Far outside my usual reading, a friend lent me this book. It was not the easiest read in the world, a reminder of the horrible things mankind does to one another, complete with heart-breaking pictures.
Primarily it made me angry that there are so many apologists and deniers these days who try to pretend history is pretty and no horrible things really happened, that it is all some sort of liberal plot. Sigh.
Such villainy, with even the victims finding it hard to believe the horrors they were about to face. Still, the little acts of courage must give us hope.
Fourteenth in the Harry Dresden series. Harry, once a lowly magical PI in Chicago, is now the Winter Night for Mab a Queen of Fairie (It’s a long complicated road). He’s not happy in his new position and is even less happy when he hears the world is in danger and he’s the only one who can do something about it. And, of course, Mab picks right then to give him is first assignment, and it’s a doozy.
Very much the usual sort of story, with Harry so harried on all sides he doesn’t have five minutes to think about anything, but is rushing around ducking enemies and trying desperately to come up with a plan to save the world.
The usual suspects put in an appearance and do what they can to help him.
The end was a real surprise, and it changes the game once again, with Harry reeling as his position suddenly impacts his friends – again.
Not at all what I expected when I began it, this comedy of manners and silliness of society tells the tale of a pair of grifters, who are masquerading as brother and sister, with the added fun of a sex reversal for both of them.
Confusing at first, but great fun once it gets going. Can they manage not to be caught, when certain acquaintances begin to look into their backgrounds? And just why are they so intent on keeping up the disguise and what exactly is their mysterious father up to?
My 100th read for the year is the 4th in the Iron Druid Series, Tricked. Atticus and his apprentice are, as usual, being hunted down by various and sundry bad things.
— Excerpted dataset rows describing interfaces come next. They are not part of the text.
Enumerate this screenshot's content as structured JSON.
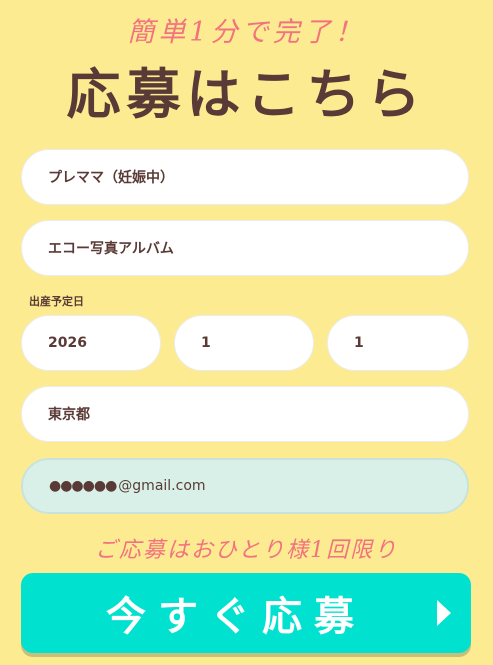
{
  "header": {
    "subheading": "簡単1分で完了！",
    "title": "応募はこちら"
  },
  "form": {
    "status_value": "プレママ（妊娠中）",
    "product_value": "エコー写真アルバム",
    "due_date_label": "出産予定日",
    "due_year": "2026",
    "due_month": "1",
    "due_day": "1",
    "prefecture_value": "東京都",
    "email_mask": "●●●●●●",
    "email_domain": "@gmail.com"
  },
  "footer": {
    "limit_note": "ご応募はおひとり様1回限り",
    "submit_label": "今すぐ応募",
    "submit_arrow_icon": "triangle-right-icon"
  },
  "colors": {
    "background": "#fdeb92",
    "accent_pink": "#f2737f",
    "title_brown": "#5a3a36",
    "button_teal": "#00e2cf",
    "email_field_bg": "#d8f0e8"
  }
}
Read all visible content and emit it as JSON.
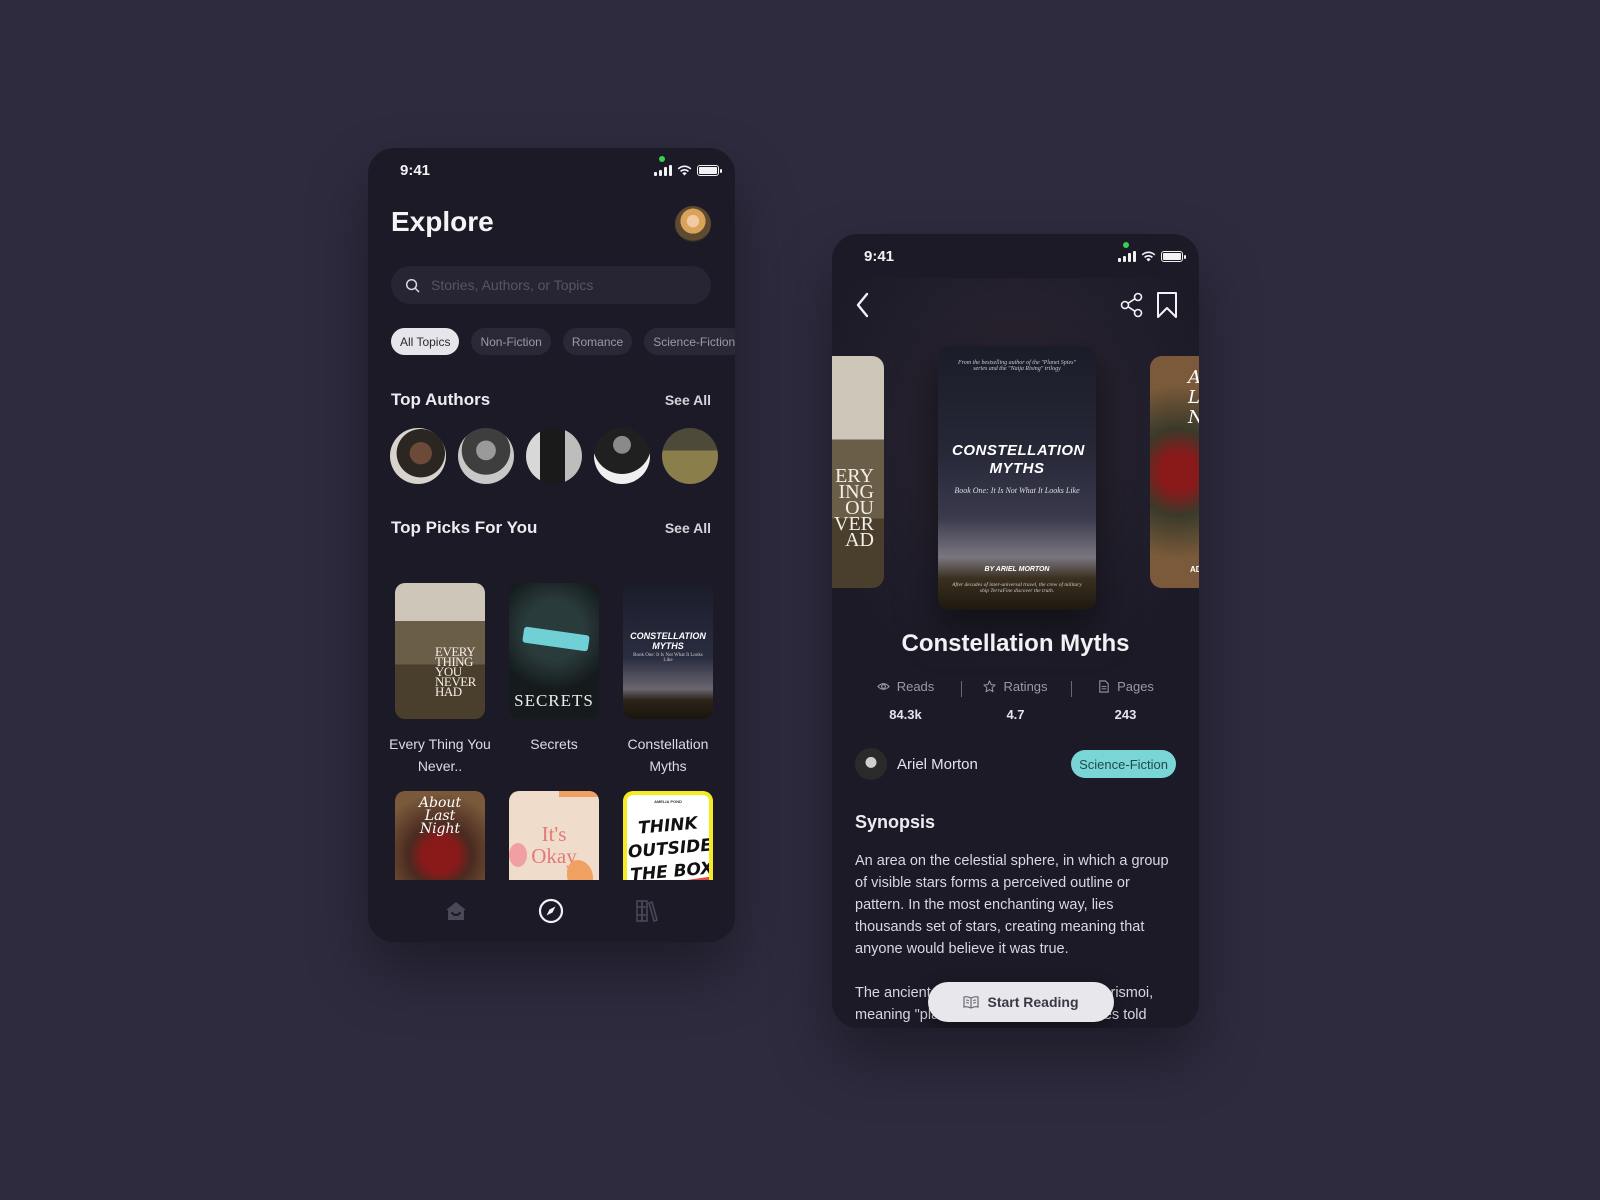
{
  "explore_screen": {
    "status_bar": {
      "time": "9:41"
    },
    "title": "Explore",
    "search": {
      "placeholder": "Stories, Authors, or Topics",
      "value": ""
    },
    "topics": [
      {
        "label": "All Topics",
        "active": true
      },
      {
        "label": "Non-Fiction",
        "active": false
      },
      {
        "label": "Romance",
        "active": false
      },
      {
        "label": "Science-Fiction",
        "active": false
      }
    ],
    "top_authors": {
      "title": "Top Authors",
      "see_all": "See All",
      "count": 5
    },
    "top_picks": {
      "title": "Top Picks For You",
      "see_all": "See All",
      "books": [
        {
          "title": "Every Thing You Never..",
          "cover_text": "EVERY THING YOU NEVER HAD"
        },
        {
          "title": "Secrets",
          "cover_text": "SECRETS"
        },
        {
          "title": "Constellation Myths",
          "cover_text": "CONSTELLATION MYTHS",
          "cover_sub": "Book One: It Is Not What It Looks Like"
        }
      ],
      "more_books": [
        {
          "cover_text": "About Last Night"
        },
        {
          "cover_text": "It's Okay"
        },
        {
          "cover_text": "THINK OUTSIDE THE BOX",
          "cover_author": "AMELIA POND"
        }
      ]
    },
    "bottom_nav": [
      {
        "name": "home",
        "icon": "home-icon",
        "active": false
      },
      {
        "name": "explore",
        "icon": "compass-icon",
        "active": true
      },
      {
        "name": "library",
        "icon": "books-icon",
        "active": false
      }
    ]
  },
  "detail_screen": {
    "status_bar": {
      "time": "9:41"
    },
    "carousel": {
      "main_cover": {
        "top_text": "From the bestselling author of the \"Planet Spies\" series and the \"Naija Rising\" trilogy",
        "title": "CONSTELLATION MYTHS",
        "subtitle": "Book One: It Is Not What It Looks Like",
        "byline": "BY ARIEL MORTON",
        "blurb": "After decades of inter-universal travel, the crew of military ship TerraFine discover the truth."
      },
      "left_cover_text": "ERY ING OU VER AD",
      "right_cover_text": "A L N",
      "right_cover_byline": "AD"
    },
    "book_title": "Constellation Myths",
    "stats": [
      {
        "label": "Reads",
        "value": "84.3k",
        "icon": "eye-icon"
      },
      {
        "label": "Ratings",
        "value": "4.7",
        "icon": "star-icon"
      },
      {
        "label": "Pages",
        "value": "243",
        "icon": "document-icon"
      }
    ],
    "author": "Ariel Morton",
    "genre": "Science-Fiction",
    "synopsis_title": "Synopsis",
    "synopsis": [
      "An area on the celestial sphere, in which a group of visible stars forms a perceived outline or pattern. In the most enchanting way, lies thousands set of stars, creating meaning that anyone would believe it was true.",
      "The ancient Greeks called them katasterismoi, meaning \"placings of the stars\" — stories told across the night sky."
    ],
    "start_button": "Start Reading"
  },
  "colors": {
    "background": "#2e2b3f",
    "phone_bg": "#1c1a26",
    "accent_teal": "#7ad6d6",
    "status_dot": "#35d04f"
  }
}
Oberon, on the other hand, is his usual badass self. Fun series.
I was a bit disappointed in this book, mainly because I’d just watched DCI Banks on netflix and it was beautifully broody with lots of shots of the location. None of that was in this book, alas.
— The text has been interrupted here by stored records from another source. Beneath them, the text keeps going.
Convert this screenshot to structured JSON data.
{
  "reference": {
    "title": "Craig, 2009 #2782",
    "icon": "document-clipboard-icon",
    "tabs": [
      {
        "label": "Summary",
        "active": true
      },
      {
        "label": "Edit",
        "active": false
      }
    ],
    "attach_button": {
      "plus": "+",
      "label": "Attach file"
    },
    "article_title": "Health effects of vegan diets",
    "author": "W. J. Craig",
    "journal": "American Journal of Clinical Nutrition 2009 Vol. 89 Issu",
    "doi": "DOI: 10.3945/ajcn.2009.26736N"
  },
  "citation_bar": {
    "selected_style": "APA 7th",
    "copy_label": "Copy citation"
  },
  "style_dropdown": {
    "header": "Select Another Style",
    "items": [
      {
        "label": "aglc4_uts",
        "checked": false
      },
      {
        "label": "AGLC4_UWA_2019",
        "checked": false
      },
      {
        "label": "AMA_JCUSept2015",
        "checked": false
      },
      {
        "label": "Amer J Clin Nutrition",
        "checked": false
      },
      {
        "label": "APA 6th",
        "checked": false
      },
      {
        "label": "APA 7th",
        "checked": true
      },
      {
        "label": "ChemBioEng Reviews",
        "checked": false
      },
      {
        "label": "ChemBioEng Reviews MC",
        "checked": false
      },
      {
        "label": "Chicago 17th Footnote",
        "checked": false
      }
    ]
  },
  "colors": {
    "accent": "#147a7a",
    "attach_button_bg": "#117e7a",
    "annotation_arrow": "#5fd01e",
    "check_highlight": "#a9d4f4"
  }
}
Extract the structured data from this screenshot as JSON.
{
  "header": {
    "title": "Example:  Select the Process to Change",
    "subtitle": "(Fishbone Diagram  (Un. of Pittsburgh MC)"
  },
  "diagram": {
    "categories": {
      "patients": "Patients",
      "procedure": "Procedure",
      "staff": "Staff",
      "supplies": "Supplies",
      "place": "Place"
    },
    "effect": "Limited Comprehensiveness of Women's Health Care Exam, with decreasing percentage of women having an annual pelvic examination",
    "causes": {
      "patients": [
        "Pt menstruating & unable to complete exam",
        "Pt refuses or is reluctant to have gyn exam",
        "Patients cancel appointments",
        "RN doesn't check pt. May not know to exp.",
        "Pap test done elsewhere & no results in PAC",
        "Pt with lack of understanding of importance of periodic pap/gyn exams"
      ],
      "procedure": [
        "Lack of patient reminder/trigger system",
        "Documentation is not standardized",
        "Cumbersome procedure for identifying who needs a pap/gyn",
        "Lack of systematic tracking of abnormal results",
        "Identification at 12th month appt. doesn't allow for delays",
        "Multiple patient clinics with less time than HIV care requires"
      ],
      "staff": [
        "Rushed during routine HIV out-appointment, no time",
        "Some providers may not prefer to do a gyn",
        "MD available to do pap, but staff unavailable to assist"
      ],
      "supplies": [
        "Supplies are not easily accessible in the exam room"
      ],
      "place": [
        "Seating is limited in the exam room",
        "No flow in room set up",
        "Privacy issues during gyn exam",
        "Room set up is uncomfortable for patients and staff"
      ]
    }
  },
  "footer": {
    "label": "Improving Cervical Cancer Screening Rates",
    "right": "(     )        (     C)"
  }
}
The mystery was intricate and the character complex, and I already have book 2 so I’ll read it and hope for more atmosphere!
What is reality? Is it something solid and independent of us, each and every one of us? Or is it created by what we believe, and how we think it is? Can we make the world change by merely creating a shared reality that we all agree to live within? And if so, how can that be altered? Can it be?
Saypur, once a vassal state to the Continent, enslaved, kept poor and controlled, suddenly, by the hand of one man, the Kaj, manages to kill the Divinities that provide the power and knowledge to the Continent. And then, with their protection gone, Saypur goes on to conquer the Continent and turn the tables utterly.
Generations later, a young woman, Shara, who has served Saypur as a spy and provocateur, arrives at the central city on the Continent, the city the Divinities had created as their own, to investigate the death of a rather unimportant professor who'd been sent to Bulikov by Shara's superior.
Shara arrives, and as she delves into the reasons for the professor's death, she finds out that what the professor has discovered could very well change everything.
This was a terrific read. A strong female protagonist, a complex plot, world-building that was deep and elaborate and well-planned. Highly recommended for those who enjoy a fantasy that has depth and thought behind it.
I received this book for a review through Blogging for Books in return for an honest review.